(Web page and app entries)
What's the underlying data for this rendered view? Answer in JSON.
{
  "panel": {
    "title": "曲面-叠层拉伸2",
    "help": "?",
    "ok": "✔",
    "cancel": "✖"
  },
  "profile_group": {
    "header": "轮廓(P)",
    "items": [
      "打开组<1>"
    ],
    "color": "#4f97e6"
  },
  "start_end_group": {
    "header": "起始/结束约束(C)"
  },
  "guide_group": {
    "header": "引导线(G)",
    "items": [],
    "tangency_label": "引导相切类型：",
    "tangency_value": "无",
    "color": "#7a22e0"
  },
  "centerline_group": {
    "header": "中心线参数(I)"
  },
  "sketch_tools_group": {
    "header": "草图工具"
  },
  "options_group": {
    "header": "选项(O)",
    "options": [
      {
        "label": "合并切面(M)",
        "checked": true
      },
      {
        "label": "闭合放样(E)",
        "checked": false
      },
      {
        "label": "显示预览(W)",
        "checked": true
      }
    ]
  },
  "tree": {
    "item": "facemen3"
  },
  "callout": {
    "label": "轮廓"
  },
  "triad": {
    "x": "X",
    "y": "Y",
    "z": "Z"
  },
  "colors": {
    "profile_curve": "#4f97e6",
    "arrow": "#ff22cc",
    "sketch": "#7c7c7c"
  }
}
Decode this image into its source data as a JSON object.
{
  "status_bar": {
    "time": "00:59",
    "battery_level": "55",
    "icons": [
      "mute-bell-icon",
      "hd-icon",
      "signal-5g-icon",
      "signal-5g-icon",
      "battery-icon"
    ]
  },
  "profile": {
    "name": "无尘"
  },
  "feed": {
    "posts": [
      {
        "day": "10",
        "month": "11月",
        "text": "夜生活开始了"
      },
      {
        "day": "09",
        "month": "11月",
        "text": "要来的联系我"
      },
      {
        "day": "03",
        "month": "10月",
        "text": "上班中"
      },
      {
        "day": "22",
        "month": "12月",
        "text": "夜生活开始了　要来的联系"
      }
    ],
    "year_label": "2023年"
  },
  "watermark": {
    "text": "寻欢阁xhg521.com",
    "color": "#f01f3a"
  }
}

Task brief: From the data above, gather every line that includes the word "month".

Written solution:
        "month": "11月",
        "month": "11月",
        "month": "10月",
        "month": "12月",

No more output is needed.